### EXERCISE INPUTS

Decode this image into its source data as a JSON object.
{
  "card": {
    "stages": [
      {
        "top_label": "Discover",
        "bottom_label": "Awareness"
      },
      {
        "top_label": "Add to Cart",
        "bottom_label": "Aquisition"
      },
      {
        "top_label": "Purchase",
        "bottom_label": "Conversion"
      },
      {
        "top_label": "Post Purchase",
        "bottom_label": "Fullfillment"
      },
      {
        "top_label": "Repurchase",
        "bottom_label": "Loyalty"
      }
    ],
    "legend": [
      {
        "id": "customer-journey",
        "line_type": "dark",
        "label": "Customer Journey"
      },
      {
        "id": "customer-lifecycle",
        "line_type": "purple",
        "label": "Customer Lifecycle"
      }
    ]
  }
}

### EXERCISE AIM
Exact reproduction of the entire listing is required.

### FINISHED EXERCISE
Decode this image into its source data as a JSON object.
{
  "card": {
    "stages": [
      {
        "top_label": "Discover",
        "bottom_label": "Awareness"
      },
      {
        "top_label": "Add to Cart",
        "bottom_label": "Aquisition"
      },
      {
        "top_label": "Purchase",
        "bottom_label": "Conversion"
      },
      {
        "top_label": "Post Purchase",
        "bottom_label": "Fullfillment"
      },
      {
        "top_label": "Repurchase",
        "bottom_label": "Loyalty"
      }
    ],
    "legend": [
      {
        "id": "customer-journey",
        "line_type": "dark",
        "label": "Customer Journey"
      },
      {
        "id": "customer-lifecycle",
        "line_type": "purple",
        "label": "Customer Lifecycle"
      }
    ]
  }
}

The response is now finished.